ESPN and the NFL league office announced on Wednesday that Kirk Herbstreit and the rest of the GameDay gang will be heading to Texas to cover the 2018 NFL Draft for the first time ever. While we’ve seen the crew setup shop for big games before at AT&T Stadium, this broadcast will be a little different with the excitement from fans coming about players leaving college.

“ESPN has presented the NFL Draft for nearly 40 years and we take great pride in finding new and exciting ways to continue to elevate and differentiate our coverage,” ESPN Executive Vice President Burke Magnus said in a statement. “The draft is the perfect intersection of college football and the NFL, so giving fans the opportunity to experience Round 1 through the lens of College GameDay makes perfect sense.”

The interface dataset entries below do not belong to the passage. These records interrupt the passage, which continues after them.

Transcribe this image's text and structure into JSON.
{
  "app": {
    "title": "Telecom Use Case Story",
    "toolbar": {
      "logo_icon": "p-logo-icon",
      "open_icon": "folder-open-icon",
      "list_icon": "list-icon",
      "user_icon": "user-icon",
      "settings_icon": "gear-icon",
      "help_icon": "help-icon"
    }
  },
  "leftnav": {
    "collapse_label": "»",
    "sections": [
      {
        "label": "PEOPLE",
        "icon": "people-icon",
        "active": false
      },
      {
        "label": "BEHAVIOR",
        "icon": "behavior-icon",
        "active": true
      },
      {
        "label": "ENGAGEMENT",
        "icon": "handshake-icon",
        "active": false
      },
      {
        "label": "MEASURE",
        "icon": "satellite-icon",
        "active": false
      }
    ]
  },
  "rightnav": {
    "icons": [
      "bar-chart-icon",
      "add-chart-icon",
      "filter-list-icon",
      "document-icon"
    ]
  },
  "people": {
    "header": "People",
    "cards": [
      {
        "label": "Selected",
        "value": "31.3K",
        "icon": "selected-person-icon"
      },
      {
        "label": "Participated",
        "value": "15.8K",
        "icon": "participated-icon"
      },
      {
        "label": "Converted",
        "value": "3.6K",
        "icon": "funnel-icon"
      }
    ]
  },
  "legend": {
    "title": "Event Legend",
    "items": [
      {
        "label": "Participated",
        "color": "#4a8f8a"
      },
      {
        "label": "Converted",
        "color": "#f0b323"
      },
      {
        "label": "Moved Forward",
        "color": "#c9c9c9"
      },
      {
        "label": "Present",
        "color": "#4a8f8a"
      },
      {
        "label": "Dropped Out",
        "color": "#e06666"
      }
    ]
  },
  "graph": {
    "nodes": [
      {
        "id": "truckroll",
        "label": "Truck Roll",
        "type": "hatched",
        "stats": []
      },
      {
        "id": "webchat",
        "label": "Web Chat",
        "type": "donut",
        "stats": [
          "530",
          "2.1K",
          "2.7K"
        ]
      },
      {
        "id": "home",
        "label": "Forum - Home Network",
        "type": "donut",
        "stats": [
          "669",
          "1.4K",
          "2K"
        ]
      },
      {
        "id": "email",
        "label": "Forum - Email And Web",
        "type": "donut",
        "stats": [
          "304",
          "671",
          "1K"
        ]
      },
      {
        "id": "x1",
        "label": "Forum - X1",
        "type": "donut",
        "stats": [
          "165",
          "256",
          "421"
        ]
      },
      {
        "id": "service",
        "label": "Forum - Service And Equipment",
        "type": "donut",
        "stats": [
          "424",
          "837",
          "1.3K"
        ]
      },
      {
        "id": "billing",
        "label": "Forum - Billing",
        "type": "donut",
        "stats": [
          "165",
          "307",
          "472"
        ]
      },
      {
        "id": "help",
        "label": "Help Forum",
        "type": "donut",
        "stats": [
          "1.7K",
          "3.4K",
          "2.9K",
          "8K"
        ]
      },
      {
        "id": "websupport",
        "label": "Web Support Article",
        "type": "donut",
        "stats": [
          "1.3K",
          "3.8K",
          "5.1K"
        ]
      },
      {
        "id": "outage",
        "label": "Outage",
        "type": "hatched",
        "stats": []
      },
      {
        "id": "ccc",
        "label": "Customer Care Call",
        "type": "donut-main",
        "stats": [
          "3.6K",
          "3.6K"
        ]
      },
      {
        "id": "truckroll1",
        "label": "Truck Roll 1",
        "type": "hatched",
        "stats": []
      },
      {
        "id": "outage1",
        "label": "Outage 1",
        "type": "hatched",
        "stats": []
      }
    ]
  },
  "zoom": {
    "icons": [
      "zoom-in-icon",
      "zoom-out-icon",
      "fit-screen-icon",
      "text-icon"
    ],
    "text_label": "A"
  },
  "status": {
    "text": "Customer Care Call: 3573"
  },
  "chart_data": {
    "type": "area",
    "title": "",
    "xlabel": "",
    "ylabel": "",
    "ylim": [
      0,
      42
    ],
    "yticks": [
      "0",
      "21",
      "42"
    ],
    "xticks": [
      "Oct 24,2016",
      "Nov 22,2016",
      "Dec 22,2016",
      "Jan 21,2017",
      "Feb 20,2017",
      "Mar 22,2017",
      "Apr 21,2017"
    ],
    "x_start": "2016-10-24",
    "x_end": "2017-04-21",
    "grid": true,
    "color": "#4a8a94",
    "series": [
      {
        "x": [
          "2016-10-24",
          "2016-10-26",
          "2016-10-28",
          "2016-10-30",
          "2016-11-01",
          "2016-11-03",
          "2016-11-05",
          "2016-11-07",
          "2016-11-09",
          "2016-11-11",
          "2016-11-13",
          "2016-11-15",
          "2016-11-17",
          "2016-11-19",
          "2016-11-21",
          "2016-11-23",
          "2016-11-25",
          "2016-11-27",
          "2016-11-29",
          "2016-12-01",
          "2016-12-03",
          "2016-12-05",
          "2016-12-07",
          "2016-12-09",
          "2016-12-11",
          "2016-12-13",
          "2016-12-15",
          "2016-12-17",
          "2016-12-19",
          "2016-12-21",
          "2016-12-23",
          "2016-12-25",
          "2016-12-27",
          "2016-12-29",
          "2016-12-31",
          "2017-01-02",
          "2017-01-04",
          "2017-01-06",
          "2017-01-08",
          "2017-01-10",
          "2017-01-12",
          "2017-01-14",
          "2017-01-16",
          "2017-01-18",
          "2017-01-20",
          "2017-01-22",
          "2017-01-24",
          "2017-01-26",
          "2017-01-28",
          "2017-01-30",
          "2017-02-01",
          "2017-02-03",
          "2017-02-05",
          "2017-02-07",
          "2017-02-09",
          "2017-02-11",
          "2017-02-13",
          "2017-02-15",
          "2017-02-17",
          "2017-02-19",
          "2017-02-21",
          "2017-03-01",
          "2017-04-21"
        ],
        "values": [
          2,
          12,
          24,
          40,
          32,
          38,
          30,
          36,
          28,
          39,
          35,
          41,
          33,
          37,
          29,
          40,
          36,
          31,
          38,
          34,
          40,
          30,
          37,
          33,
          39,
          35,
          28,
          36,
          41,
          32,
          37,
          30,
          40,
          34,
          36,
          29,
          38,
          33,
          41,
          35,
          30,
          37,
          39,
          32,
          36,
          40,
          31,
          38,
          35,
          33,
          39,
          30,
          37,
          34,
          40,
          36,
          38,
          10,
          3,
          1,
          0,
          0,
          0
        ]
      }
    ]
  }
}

The team should have plenty to discuss next month in Dallas between presumptive No. 1 overall pick Sam Darnold and human highlight reel Saquon Barkley out of Penn State likely going atop the draft. If you’re annoyed at some of the NFL analysts who are dropping analysis that doesn’t quite lineup with what you’ve seen on the gridiron the past few years in college, this is certainly a nice new option to have when it comes to the opening night of the draft.